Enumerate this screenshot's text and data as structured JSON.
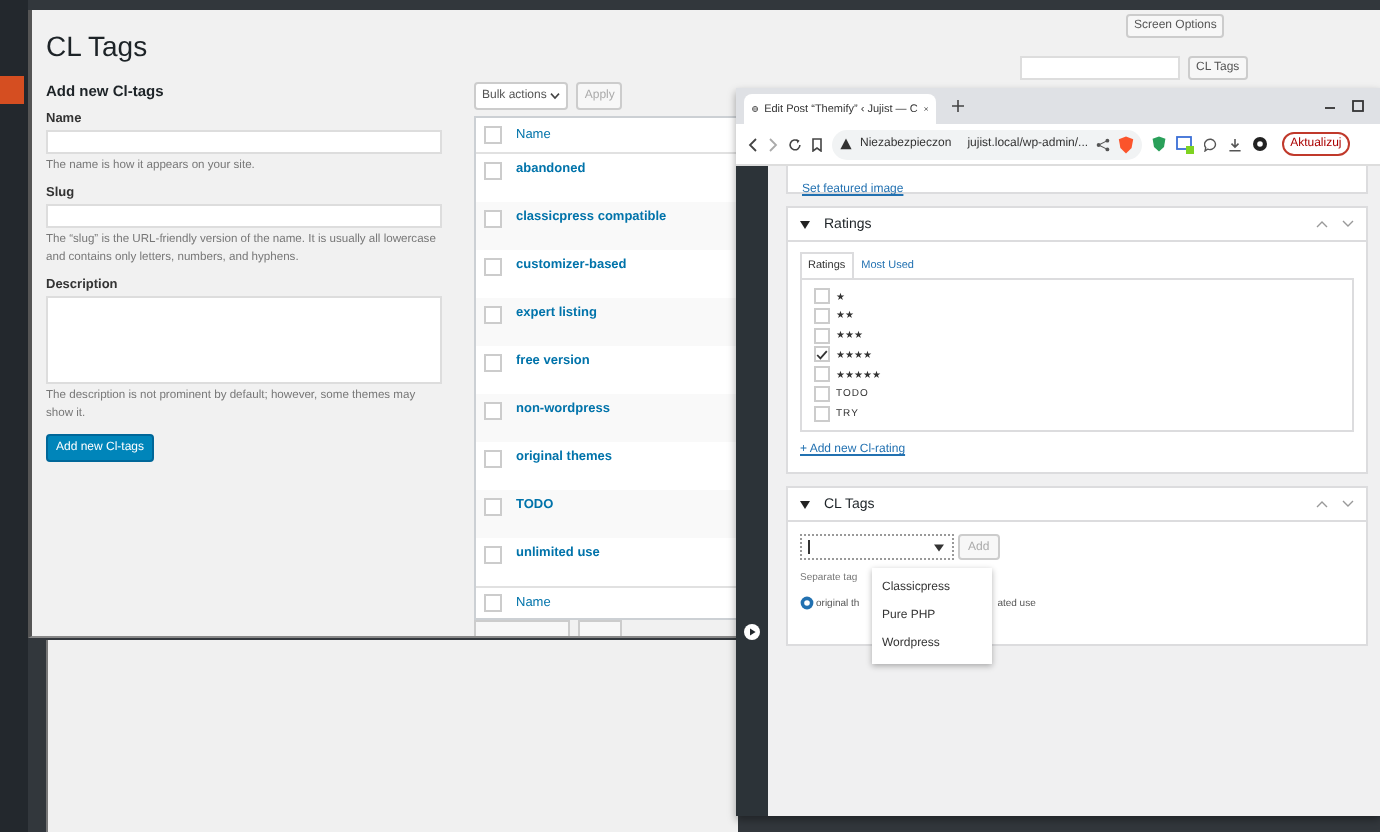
{
  "admin_page": {
    "title": "CL Tags",
    "screen_options": "Screen Options",
    "search_button": "CL Tags",
    "form": {
      "heading": "Add new Cl-tags",
      "fields": [
        {
          "label": "Name",
          "kind": "input",
          "help": "The name is how it appears on your site."
        },
        {
          "label": "Slug",
          "kind": "input",
          "help": "The “slug” is the URL-friendly version of the name. It is usually all lowercase and contains only letters, numbers, and hyphens."
        },
        {
          "label": "Description",
          "kind": "textarea",
          "help": "The description is not prominent by default; however, some themes may show it."
        }
      ],
      "submit": "Add new Cl-tags"
    },
    "table": {
      "bulk_actions": "Bulk actions",
      "apply": "Apply",
      "column": "Name",
      "footer_column": "Name",
      "select_all_checked": false,
      "rows": [
        {
          "name": "abandoned",
          "checked": false
        },
        {
          "name": "classicpress compatible",
          "checked": false
        },
        {
          "name": "customizer-based",
          "checked": false
        },
        {
          "name": "expert listing",
          "checked": false
        },
        {
          "name": "free version",
          "checked": false
        },
        {
          "name": "non-wordpress",
          "checked": false
        },
        {
          "name": "original themes",
          "checked": false
        },
        {
          "name": "TODO",
          "checked": false
        },
        {
          "name": "unlimited use",
          "checked": false
        }
      ]
    }
  },
  "browser": {
    "tab_title": "Edit Post “Themify” ‹ Jujist — C",
    "security": "Niezabezpieczon",
    "url": "jujist.local/wp-admin/...",
    "update_button": "Aktualizuj",
    "editor": {
      "featured_link": "Set featured image",
      "ratings": {
        "title": "Ratings",
        "tabs": [
          {
            "label": "Ratings",
            "selected": true
          },
          {
            "label": "Most Used",
            "selected": false
          }
        ],
        "items": [
          {
            "label": "★",
            "checked": false
          },
          {
            "label": "★★",
            "checked": false
          },
          {
            "label": "★★★",
            "checked": false
          },
          {
            "label": "★★★★",
            "checked": true
          },
          {
            "label": "★★★★★",
            "checked": false
          },
          {
            "label": "TODO",
            "checked": false
          },
          {
            "label": "TRY",
            "checked": false
          }
        ],
        "add_link": "+ Add new Cl-rating"
      },
      "cl_tags": {
        "title": "CL Tags",
        "add_button": "Add",
        "hint": "Separate tag",
        "tag_start": "original th",
        "tag_end": "ated use",
        "options": [
          "Classicpress",
          "Pure PHP",
          "Wordpress"
        ]
      }
    }
  }
}
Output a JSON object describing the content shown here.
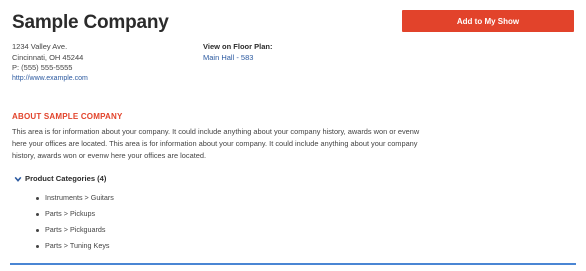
{
  "company": {
    "name": "Sample Company",
    "add_button_label": "Add to My Show"
  },
  "address": {
    "street": "1234 Valley Ave.",
    "city_state_zip": "Cincinnati, OH 45244",
    "phone": "P: (555) 555-5555",
    "website": "http://www.example.com"
  },
  "floor_plan": {
    "label": "View on Floor Plan:",
    "link": "Main Hall - 583"
  },
  "about": {
    "heading": "ABOUT SAMPLE COMPANY",
    "text": "This area is for information about your company. It could include anything about your company history, awards won or evenw here your offices are located. This area is for information about your company. It could include anything about your company history, awards won or evenw here your offices are located."
  },
  "categories": {
    "label": "Product Categories (4)",
    "items": [
      "Instruments > Guitars",
      "Parts > Pickups",
      "Parts > Pickguards",
      "Parts > Tuning Keys"
    ]
  },
  "colors": {
    "accent": "#e2432b",
    "link": "#2c5aa0",
    "rule": "#4a86d4"
  }
}
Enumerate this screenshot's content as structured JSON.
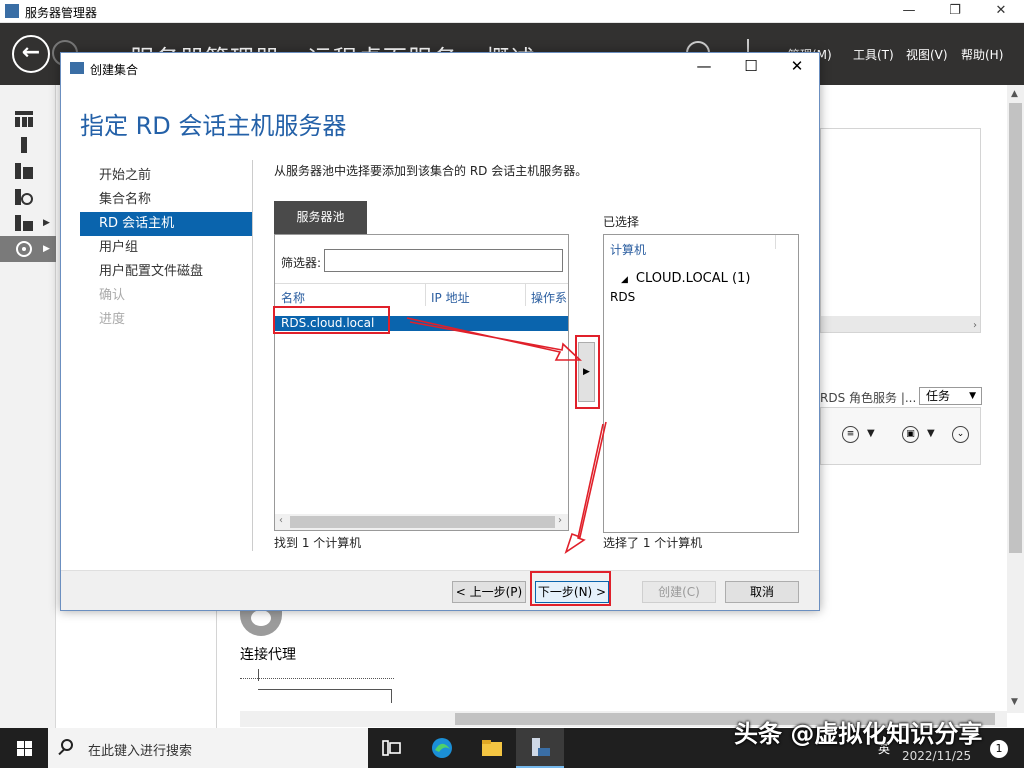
{
  "app": {
    "title": "服务器管理器",
    "breadcrumb": "服务器管理器 › 远程桌面服务 › 概述",
    "menu": [
      "管理(M)",
      "工具(T)",
      "视图(V)",
      "帮助(H)"
    ],
    "window_controls": [
      "—",
      "❐",
      "✕"
    ]
  },
  "background": {
    "rds_roles_label": "RDS 角色服务  |...",
    "tasks_label": "任务",
    "broker_label": "连接代理"
  },
  "dialog": {
    "title": "创建集合",
    "heading": "指定 RD 会话主机服务器",
    "controls": [
      "—",
      "☐",
      "✕"
    ],
    "steps": [
      {
        "label": "开始之前",
        "state": "done"
      },
      {
        "label": "集合名称",
        "state": "done"
      },
      {
        "label": "RD 会话主机",
        "state": "active"
      },
      {
        "label": "用户组",
        "state": "normal"
      },
      {
        "label": "用户配置文件磁盘",
        "state": "normal"
      },
      {
        "label": "确认",
        "state": "disabled"
      },
      {
        "label": "进度",
        "state": "disabled"
      }
    ],
    "instruction": "从服务器池中选择要添加到该集合的 RD 会话主机服务器。",
    "pool": {
      "tab_label": "服务器池",
      "filter_label": "筛选器:",
      "filter_value": "",
      "columns": [
        "名称",
        "IP 地址",
        "操作系"
      ],
      "rows": [
        "RDS.cloud.local"
      ],
      "found_text": "找到 1 个计算机"
    },
    "add_button": "▶",
    "selected": {
      "label": "已选择",
      "column": "计算机",
      "group": "CLOUD.LOCAL (1)",
      "items": [
        "RDS"
      ],
      "count_text": "选择了 1 个计算机"
    },
    "buttons": {
      "previous": "< 上一步(P)",
      "next": "下一步(N) >",
      "create": "创建(C)",
      "cancel": "取消"
    }
  },
  "taskbar": {
    "search_placeholder": "在此键入进行搜索",
    "ime": "英",
    "date": "2022/11/25",
    "notifications": "1"
  },
  "watermark": "头条 @虚拟化知识分享"
}
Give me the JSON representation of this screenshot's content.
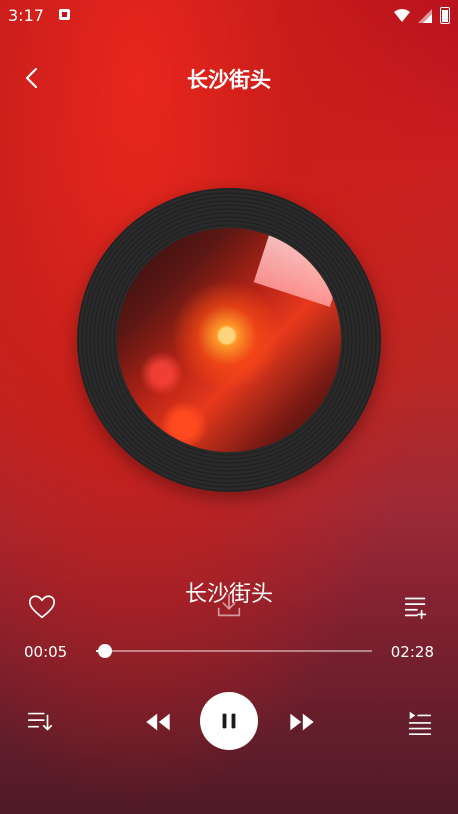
{
  "status_bar": {
    "time": "3:17"
  },
  "header": {
    "title": "长沙街头"
  },
  "track": {
    "title": "长沙街头"
  },
  "progress": {
    "current_time": "00:05",
    "total_time": "02:28",
    "fraction": 0.034
  },
  "icons": {
    "back": "chevron-left-icon",
    "like": "heart-outline-icon",
    "download": "download-icon",
    "add_to_list": "playlist-add-icon",
    "play_mode": "list-order-icon",
    "previous": "rewind-icon",
    "pause": "pause-icon",
    "next": "fast-forward-icon",
    "playlist": "queue-list-icon"
  },
  "colors": {
    "accent": "#d7221f",
    "control_bg": "#ffffff",
    "control_fg": "#1a1a1a"
  }
}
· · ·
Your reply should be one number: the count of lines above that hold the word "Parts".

* **Written response**:
3